Autochromes Lumière
The technological process > Method of Use > Reproducing the Image


Reproducing the Image

A Procedure with a "Unique Image"
The Lumière brothers had hoped to find a way to copy the Autochrome like that of the printed image, unfortunately however, a means was never found that truly allowed one to obtain a faithful and stable reproduction. Following the example of the daguerreotype, the Autochrome would remain non-reproducible, essentially a "unique image." The only remarkable exceptions to this was the possibility of engraving an impression, a procedure that would allow for the reproduction of Autochrome images in the newspapers and magazines of the time, such as l'Illustration in France and National Geographic in the United States.
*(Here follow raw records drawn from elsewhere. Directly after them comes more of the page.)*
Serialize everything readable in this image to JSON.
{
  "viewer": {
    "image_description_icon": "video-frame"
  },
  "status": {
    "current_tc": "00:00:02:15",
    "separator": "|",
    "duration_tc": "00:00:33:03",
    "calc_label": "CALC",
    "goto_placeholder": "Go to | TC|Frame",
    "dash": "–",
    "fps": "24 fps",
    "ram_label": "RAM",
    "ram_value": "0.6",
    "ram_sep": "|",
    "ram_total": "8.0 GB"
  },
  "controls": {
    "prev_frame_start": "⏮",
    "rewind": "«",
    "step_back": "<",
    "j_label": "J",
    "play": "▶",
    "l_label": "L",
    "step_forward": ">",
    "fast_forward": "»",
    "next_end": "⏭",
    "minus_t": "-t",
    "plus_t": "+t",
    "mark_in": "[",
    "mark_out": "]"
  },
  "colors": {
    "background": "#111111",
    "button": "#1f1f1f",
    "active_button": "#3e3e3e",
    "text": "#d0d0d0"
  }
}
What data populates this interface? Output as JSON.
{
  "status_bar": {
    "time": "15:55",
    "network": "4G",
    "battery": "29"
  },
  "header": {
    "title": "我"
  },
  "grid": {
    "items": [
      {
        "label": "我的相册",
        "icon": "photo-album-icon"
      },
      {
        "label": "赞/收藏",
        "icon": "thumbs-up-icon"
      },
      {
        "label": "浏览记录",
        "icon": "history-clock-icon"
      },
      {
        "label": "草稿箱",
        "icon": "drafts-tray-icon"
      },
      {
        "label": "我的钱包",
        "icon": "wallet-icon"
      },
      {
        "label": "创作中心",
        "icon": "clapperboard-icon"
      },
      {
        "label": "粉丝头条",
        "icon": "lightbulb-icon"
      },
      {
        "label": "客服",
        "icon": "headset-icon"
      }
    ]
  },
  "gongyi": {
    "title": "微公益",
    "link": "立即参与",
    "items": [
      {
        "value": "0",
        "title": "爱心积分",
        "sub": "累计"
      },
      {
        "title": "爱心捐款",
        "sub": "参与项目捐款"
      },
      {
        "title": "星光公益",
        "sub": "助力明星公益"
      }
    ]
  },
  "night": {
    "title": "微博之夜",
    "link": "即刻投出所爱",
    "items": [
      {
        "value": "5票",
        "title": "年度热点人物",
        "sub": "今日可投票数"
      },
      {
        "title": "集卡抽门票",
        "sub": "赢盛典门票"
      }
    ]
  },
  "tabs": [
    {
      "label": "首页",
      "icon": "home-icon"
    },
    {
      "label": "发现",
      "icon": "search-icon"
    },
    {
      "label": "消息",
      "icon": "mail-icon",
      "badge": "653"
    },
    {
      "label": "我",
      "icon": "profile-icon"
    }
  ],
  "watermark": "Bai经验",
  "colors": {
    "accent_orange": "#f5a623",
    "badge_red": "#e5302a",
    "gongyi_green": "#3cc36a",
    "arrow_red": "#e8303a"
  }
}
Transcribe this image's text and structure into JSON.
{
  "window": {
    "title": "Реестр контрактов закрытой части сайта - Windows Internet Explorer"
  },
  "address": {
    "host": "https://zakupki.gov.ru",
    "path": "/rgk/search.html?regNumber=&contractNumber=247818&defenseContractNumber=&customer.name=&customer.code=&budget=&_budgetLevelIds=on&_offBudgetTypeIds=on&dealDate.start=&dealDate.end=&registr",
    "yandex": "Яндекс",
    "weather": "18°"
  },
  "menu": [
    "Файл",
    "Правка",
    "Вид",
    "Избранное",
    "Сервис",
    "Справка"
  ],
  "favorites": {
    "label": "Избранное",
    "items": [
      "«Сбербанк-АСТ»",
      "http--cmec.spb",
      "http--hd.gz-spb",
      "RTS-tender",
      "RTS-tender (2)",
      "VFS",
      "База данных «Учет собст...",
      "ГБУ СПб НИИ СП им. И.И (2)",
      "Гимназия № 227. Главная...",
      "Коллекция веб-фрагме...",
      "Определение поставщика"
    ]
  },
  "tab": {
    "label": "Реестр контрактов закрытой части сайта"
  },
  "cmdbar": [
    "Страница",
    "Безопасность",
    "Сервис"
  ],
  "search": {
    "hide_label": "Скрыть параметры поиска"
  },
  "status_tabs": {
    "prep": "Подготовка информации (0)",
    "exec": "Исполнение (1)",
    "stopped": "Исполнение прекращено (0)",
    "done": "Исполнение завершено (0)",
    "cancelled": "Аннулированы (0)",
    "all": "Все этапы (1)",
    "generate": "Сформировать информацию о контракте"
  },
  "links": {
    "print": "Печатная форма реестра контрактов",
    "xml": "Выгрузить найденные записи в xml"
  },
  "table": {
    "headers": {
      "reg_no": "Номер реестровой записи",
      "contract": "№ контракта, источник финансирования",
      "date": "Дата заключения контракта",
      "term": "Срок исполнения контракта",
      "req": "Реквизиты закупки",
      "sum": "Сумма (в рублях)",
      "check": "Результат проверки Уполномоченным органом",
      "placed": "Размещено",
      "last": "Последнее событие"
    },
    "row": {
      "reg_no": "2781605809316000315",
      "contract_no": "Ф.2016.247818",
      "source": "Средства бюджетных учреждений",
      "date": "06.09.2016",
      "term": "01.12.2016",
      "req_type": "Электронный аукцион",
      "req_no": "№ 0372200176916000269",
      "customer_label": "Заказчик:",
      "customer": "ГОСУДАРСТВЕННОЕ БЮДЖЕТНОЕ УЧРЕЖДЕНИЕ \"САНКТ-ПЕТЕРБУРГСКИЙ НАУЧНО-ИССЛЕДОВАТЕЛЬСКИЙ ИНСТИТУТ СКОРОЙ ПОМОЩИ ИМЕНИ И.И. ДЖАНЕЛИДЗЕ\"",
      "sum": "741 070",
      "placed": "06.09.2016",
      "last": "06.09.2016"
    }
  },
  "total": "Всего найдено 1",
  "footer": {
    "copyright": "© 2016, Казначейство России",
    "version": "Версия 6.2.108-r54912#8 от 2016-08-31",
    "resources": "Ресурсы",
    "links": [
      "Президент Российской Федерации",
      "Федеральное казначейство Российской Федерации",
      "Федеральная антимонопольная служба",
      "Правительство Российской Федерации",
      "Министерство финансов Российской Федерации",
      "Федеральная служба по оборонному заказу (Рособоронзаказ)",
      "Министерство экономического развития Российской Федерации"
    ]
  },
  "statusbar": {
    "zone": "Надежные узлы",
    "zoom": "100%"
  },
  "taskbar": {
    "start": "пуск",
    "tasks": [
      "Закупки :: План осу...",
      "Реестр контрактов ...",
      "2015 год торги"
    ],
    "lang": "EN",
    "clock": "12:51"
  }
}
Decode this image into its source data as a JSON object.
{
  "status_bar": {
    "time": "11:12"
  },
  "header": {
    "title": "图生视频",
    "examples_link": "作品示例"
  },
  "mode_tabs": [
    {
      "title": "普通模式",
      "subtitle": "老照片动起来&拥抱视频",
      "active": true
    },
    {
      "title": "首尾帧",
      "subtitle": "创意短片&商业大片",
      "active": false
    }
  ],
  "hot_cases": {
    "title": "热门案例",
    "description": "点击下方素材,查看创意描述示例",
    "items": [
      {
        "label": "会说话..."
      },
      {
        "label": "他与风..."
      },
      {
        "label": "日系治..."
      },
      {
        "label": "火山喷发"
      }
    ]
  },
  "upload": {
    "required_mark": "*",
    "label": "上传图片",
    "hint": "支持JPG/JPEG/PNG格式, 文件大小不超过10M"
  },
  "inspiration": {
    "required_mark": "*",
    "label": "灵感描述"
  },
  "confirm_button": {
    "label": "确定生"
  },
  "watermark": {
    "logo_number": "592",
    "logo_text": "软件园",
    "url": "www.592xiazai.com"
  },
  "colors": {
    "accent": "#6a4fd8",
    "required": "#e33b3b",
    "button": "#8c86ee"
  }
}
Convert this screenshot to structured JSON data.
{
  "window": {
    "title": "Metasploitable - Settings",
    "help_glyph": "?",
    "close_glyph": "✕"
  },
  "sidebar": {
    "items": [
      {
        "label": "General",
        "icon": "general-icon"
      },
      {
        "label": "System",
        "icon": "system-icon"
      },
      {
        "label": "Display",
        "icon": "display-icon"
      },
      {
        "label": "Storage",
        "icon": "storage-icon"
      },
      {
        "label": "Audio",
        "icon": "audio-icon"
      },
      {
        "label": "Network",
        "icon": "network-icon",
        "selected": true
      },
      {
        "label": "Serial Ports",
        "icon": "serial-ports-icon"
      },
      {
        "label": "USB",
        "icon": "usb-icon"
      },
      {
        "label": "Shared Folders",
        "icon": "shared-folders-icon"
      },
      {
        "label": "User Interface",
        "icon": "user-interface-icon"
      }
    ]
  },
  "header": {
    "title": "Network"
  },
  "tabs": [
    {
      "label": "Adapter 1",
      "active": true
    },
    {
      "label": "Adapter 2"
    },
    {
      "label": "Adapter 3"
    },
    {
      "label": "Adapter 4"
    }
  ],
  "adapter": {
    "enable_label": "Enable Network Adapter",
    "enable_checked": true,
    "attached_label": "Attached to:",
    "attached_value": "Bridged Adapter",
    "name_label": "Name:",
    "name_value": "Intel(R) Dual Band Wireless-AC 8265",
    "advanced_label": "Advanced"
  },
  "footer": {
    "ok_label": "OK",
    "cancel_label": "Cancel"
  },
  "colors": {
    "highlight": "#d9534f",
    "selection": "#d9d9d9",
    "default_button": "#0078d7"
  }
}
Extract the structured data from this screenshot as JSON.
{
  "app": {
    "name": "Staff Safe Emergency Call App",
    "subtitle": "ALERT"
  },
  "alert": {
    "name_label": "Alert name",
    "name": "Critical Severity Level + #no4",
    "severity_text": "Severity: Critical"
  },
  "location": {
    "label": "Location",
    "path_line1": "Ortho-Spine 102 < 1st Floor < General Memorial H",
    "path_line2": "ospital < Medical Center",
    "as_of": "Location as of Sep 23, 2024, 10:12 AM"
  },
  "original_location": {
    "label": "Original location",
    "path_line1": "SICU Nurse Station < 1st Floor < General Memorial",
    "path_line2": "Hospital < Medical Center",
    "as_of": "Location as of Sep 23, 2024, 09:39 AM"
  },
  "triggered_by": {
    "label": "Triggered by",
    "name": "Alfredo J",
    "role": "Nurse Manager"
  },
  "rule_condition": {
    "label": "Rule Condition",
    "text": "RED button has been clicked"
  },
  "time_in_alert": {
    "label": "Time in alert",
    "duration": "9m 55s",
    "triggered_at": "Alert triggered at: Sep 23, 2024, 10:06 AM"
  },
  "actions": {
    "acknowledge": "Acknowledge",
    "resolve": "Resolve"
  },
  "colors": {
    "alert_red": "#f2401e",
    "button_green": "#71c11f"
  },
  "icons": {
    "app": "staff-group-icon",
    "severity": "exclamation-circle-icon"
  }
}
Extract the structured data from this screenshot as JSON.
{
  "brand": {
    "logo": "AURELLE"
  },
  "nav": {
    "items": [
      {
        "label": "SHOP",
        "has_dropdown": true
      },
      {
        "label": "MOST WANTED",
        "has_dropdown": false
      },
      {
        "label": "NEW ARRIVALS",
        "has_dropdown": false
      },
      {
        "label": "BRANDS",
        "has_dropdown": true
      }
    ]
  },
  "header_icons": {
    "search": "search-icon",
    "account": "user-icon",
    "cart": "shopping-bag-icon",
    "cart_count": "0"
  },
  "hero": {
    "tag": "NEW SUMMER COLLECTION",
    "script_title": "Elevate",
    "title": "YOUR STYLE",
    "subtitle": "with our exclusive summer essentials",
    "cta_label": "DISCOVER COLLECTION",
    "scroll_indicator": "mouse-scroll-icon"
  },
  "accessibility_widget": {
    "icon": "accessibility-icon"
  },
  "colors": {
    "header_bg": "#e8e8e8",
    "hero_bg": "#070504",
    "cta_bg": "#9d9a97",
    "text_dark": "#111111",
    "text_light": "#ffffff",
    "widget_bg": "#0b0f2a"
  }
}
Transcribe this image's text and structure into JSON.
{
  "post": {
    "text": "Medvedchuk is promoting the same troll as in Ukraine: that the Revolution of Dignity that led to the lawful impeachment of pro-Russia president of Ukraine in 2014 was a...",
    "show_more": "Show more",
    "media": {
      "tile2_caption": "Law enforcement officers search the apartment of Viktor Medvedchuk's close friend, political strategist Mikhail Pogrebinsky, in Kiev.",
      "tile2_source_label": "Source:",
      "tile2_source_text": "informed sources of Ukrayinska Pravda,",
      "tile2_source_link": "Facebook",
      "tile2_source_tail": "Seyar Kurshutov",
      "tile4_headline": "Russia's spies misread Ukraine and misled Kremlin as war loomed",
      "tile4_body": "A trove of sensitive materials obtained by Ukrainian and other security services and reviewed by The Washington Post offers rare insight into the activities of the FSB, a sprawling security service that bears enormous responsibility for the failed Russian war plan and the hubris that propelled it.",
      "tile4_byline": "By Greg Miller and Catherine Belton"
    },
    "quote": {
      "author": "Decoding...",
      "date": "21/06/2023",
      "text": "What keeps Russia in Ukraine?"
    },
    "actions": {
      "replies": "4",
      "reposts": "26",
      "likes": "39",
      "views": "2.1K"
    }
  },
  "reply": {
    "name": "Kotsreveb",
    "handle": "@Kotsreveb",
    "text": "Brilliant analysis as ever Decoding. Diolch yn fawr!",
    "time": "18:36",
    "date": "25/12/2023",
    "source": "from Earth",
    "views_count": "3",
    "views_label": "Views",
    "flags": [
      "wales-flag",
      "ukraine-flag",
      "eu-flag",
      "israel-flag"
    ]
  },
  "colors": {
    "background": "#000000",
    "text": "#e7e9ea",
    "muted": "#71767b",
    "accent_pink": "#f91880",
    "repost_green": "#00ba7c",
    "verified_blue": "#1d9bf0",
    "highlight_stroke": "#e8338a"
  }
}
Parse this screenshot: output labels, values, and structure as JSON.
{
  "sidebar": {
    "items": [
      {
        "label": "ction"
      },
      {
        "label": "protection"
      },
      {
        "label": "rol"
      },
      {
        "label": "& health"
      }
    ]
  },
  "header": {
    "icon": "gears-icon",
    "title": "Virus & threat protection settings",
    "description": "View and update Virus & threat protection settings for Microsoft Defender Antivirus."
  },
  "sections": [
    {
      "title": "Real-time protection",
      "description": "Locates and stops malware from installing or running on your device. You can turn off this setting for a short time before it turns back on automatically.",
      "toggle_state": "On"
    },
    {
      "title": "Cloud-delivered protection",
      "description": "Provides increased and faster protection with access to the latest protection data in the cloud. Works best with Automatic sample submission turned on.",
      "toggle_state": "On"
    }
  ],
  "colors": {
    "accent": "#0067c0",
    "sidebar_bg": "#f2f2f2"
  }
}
The Contact Print
Though there are many references of attempts of contact duplication between an Autochrome and an unexposed plate, the end result was always of poor quality. To make such a copy it would be necessary to match the distribution of coloured starch granules between the original and the unexposed plate, which is impossible. In effect, the principle upon which the Autochrome relied was exactly this uncertain distribution of the coloured granules of starch. In the collections, it is possible to find some plates reproduced by contact with the identical format, but these reproductions are strongly underexposed and desaturated. The odd professional operator (such as those of the Archives de la Planète, Léon Gimpel, Jules Gervais-Courtellemont, etc.) claimed to have regularly produced an Autochrome "double," these were however fake doubles, as they were really different pictures taken of the some subject produced for various clients. Only a system of multiple, detachable plates (Finlay, Dufay, etc.) would allow one to make a true copy of sufficient quality.